Go through the records and extract every line with the word "icon".
BEGIN Task input
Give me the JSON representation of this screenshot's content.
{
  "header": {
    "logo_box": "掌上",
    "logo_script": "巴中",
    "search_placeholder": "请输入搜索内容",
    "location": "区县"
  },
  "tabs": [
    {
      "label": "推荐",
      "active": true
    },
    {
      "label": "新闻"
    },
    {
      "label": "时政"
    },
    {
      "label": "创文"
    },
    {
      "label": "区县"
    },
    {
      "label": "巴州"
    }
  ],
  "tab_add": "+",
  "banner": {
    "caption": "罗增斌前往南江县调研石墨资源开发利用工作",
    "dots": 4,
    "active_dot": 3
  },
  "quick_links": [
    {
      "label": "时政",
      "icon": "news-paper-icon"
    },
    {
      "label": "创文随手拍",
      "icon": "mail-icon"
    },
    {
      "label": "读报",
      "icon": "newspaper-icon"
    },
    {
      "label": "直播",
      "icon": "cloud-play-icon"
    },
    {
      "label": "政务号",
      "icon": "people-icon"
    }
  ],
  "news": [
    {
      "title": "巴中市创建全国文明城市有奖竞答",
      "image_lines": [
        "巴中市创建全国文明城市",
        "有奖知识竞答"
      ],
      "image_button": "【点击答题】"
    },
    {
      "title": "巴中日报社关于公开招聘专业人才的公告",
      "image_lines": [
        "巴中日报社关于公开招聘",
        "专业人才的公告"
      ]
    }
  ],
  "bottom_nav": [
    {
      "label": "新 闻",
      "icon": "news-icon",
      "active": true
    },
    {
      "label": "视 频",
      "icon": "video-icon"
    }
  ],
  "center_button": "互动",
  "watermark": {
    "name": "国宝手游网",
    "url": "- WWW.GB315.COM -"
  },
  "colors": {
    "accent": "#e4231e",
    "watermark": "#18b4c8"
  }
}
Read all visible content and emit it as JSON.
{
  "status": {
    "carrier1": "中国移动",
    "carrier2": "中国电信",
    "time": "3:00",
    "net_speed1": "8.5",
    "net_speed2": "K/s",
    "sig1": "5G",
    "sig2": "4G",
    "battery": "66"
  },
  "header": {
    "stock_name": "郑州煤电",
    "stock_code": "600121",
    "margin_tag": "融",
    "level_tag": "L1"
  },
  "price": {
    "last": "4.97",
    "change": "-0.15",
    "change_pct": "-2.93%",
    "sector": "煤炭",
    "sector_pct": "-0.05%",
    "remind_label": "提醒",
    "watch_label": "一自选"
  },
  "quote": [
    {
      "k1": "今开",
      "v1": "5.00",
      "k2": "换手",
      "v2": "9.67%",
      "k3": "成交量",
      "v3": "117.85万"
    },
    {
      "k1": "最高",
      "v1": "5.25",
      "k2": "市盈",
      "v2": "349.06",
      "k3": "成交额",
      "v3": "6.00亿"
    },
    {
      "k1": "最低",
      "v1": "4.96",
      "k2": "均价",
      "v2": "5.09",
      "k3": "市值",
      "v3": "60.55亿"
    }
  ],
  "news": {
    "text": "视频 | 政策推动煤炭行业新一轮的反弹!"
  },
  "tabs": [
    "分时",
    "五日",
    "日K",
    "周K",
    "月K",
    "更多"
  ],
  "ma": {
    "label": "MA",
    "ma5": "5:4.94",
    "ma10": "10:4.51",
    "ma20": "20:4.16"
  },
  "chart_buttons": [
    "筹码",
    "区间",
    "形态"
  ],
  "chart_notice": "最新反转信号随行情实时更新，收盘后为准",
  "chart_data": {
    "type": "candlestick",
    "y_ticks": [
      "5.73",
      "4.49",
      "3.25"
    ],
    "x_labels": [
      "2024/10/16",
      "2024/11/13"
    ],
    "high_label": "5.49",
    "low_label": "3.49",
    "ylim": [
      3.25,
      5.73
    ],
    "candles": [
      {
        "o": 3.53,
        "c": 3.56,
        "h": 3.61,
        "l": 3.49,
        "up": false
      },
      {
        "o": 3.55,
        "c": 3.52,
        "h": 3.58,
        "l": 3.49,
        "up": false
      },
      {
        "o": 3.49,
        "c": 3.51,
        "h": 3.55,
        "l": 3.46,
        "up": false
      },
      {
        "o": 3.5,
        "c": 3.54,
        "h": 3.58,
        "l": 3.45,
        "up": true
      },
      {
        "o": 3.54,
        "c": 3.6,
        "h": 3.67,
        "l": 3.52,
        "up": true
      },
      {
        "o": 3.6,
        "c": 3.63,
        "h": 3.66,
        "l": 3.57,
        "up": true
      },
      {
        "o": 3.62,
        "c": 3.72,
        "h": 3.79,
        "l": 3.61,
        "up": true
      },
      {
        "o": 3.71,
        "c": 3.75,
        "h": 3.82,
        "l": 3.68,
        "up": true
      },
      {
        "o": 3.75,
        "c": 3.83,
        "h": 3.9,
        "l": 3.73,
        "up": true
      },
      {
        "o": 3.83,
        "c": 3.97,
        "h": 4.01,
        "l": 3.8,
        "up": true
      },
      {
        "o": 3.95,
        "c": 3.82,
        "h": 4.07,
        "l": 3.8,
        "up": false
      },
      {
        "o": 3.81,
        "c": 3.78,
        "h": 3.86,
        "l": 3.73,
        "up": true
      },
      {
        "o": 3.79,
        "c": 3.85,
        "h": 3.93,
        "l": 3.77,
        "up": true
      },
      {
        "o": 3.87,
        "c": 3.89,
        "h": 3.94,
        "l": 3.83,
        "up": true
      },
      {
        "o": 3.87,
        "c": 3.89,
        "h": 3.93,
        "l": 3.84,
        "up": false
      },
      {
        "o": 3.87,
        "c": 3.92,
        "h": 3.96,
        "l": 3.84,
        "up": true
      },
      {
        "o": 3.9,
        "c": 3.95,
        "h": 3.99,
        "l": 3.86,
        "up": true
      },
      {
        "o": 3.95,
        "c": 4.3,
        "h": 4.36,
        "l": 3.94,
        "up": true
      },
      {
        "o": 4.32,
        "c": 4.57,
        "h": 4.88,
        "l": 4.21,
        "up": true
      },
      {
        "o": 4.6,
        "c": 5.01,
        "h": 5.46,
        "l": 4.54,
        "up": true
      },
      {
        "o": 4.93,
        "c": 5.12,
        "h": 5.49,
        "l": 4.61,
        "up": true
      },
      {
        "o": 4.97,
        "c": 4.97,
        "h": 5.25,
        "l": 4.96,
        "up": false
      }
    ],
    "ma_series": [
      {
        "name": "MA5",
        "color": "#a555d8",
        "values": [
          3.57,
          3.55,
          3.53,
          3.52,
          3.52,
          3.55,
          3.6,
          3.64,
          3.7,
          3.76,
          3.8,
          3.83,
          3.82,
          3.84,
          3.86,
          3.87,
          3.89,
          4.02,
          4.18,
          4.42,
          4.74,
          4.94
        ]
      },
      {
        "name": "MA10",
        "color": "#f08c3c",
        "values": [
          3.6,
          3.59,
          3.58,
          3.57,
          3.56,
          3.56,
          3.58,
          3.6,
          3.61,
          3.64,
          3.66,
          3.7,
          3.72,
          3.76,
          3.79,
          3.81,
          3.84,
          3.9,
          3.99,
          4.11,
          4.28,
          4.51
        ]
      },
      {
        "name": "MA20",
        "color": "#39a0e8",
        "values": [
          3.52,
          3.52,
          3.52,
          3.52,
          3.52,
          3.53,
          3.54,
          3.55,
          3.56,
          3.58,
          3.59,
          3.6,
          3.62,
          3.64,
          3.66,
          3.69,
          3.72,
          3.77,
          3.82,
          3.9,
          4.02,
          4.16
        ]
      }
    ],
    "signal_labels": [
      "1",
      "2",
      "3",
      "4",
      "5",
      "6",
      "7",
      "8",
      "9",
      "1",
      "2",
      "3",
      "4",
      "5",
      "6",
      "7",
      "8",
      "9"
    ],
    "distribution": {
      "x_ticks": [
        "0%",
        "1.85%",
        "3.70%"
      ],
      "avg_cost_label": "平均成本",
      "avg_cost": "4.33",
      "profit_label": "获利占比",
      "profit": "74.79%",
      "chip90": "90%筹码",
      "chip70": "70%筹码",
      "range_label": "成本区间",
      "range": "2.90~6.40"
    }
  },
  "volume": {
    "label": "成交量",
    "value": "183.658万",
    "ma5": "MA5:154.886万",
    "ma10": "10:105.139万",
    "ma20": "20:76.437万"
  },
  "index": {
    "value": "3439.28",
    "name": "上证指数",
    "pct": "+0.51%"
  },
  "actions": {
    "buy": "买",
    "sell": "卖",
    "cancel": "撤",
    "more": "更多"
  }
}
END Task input
▶ Response
      "icon": "news-paper-icon"
      "icon": "mail-icon"
      "icon": "newspaper-icon"
      "icon": "cloud-play-icon"
      "icon": "people-icon"
      "icon": "news-icon",
      "icon": "video-icon"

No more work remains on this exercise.